Desamours said those funds will also be used to meet those needs when they do arise. She said they are also garnering all the dollars that they did not spend in the previous year.
“By taking those dollars, kind of reserving them in the next year’s budget, we are hoping to use those to effectively plan for any future reductions, and additional needs that the school district may have. It also puts us into a better position to handle what will come in fiscal year 2022 budget as we expect it’s going to be a long-term proposition to have to deal with some budget difficulties based on our current situation,” Desamours said.
The current budget for food service is $55.5 million, which includes breakfast and lunch for every child at no additional cost to parents. Letcher said they will continue with the community eligibility program in fiscal year 2021.
The biggest grants the school district has is Title 1, IDEA, and other federal grants, which currently stand at $69.9 million. That amount will continue to increase as the district continues to receive more grants.
Letcher said included in that amount is CARES Act funds, which were given to the district due to COVID-19.
There are six parts of the CARES Act:
* Governor’s Emergency Education Relief Fund: $2,016,129
* Building K-12 CTE Infrastructure: $279,003
* Rapid Credentialing (postsecondary): $367,492
* Higher Education Emergency Relief Fund: $1,007,755
* Office of Head Start: Head Start/Early Head Start: $743,471 and Early Head Start Child Care Partnership: $63,000
The biggest CARES Act dollars were for Elementary & Secondary School Emergency Relief Fund: $21,837,924. This will allow the district to have additional 30 minutes for select secondary schools; additional intervention specialists at the elementary level; additional reading coaches; additional software for ESE, ELL and instruction; ACT/SAT prep; hotspots; psychological assistance and mental health for students.
Desamours shared information about the capital funds, which in the tentative budget is at $524.7 million. The sole funding for this is local property tax and sales tax.

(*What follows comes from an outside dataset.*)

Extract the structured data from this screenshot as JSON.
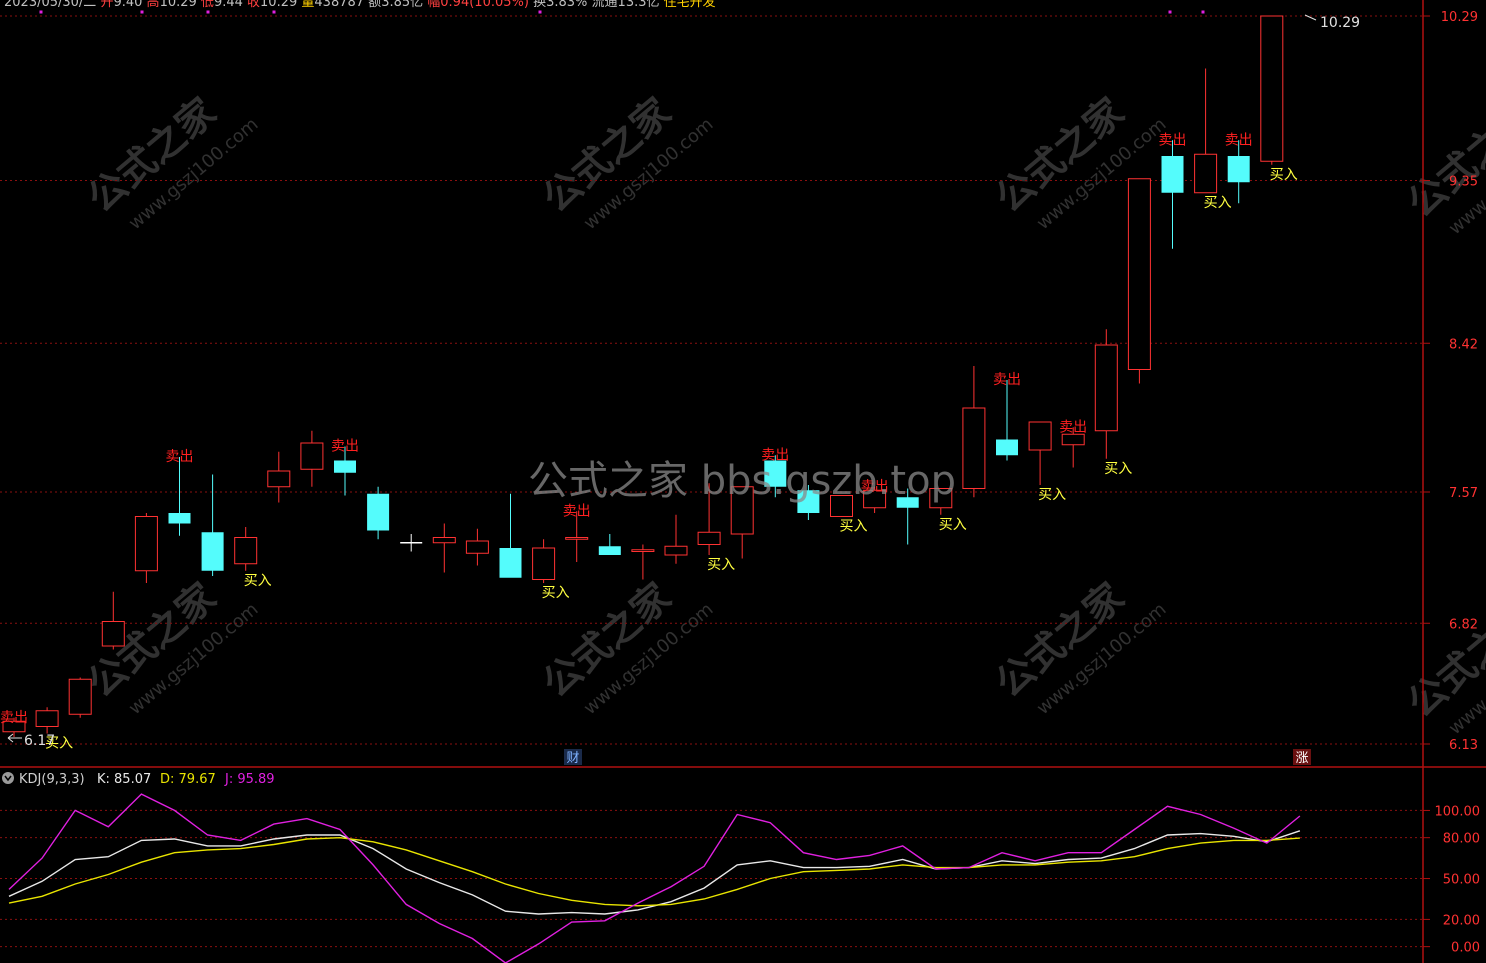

The major focus of capital funds is safety and security, upgrades, maintenance and renovations of existing buildings and technology. The five-year capital plan incudes two new elementary schools; two new middle schools with one under way; one new high school currently under way, one K08 school and two rebuilds, Cypress Lake Middle School and Franklin Park Elementary School.
The debt services is budgeted at $89.4 million with the statutory debt service capacity at 48.6 percent and the recommended debt service capacity at 32.4 percent.

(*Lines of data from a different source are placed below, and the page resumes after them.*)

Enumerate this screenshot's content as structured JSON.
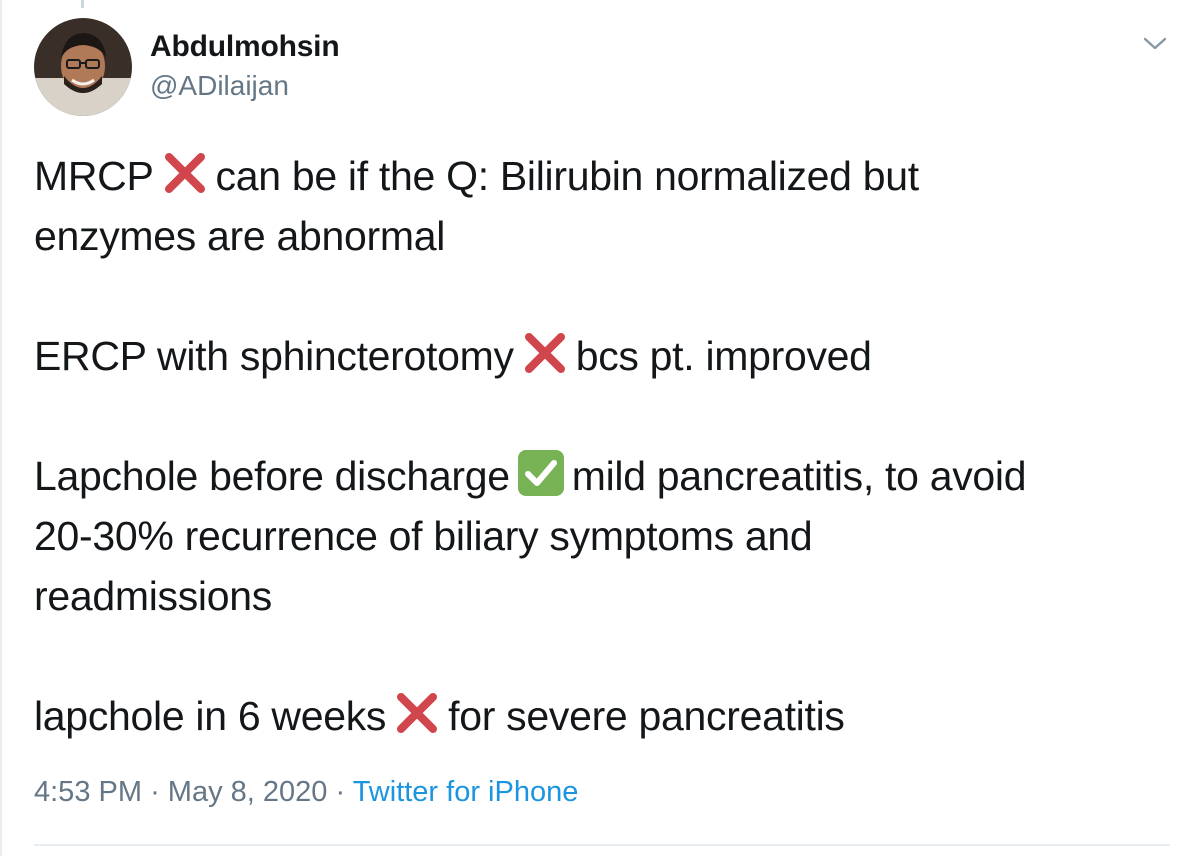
{
  "tweet": {
    "author": {
      "display_name": "Abdulmohsin",
      "handle": "@ADilaijan",
      "avatar_icon": "profile-photo"
    },
    "menu_icon": "chevron-down-icon",
    "body": {
      "line1_a": "MRCP",
      "line1_b": "can be  if the Q: Bilirubin normalized but",
      "line2": "enzymes are abnormal",
      "line3_a": "ERCP with sphincterotomy",
      "line3_b": "bcs pt. improved",
      "line4_a": "Lapchole before discharge",
      "line4_b": "mild pancreatitis, to avoid",
      "line5": "20-30% recurrence of biliary symptoms and",
      "line6": "readmissions",
      "line7_a": "lapchole in 6 weeks",
      "line7_b": "for severe pancreatitis"
    },
    "emojis": {
      "cross": "cross-mark-emoji",
      "check": "check-mark-button-emoji"
    },
    "time": "4:53 PM",
    "separator": "·",
    "date": "May 8, 2020",
    "source": "Twitter for iPhone"
  },
  "colors": {
    "text": "#14171a",
    "muted": "#657786",
    "link": "#1b95e0",
    "cross": "#d0464c",
    "check": "#77b255",
    "border": "#e6ecf0"
  }
}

Desamours said they will receive about $57 million in sales tax revenue in this fiscal year.
“We will be watching that closely as everything is happening within our local economy. It will have a large impact as to how and when we collect those sales tax revenues,” Desamours said.
The presentation then went into COVID-19 and how the funds are being used. She said in the general fund personnel protective equipment and deep cleaning and disinfecting money will be used.
In the capital fund, they have budgeted for student technology in the case of digital learning, and hot spots will come out of the special revenue CARES Act funds. Desamours said in food services they will be expending funds to make sure they can accomplish mobile feeding for those students that do not come face-to-face everyday. She said those students involved in Lee Home Connect will still have the opportunity to go to the school in their area to be provided meals if they need that service.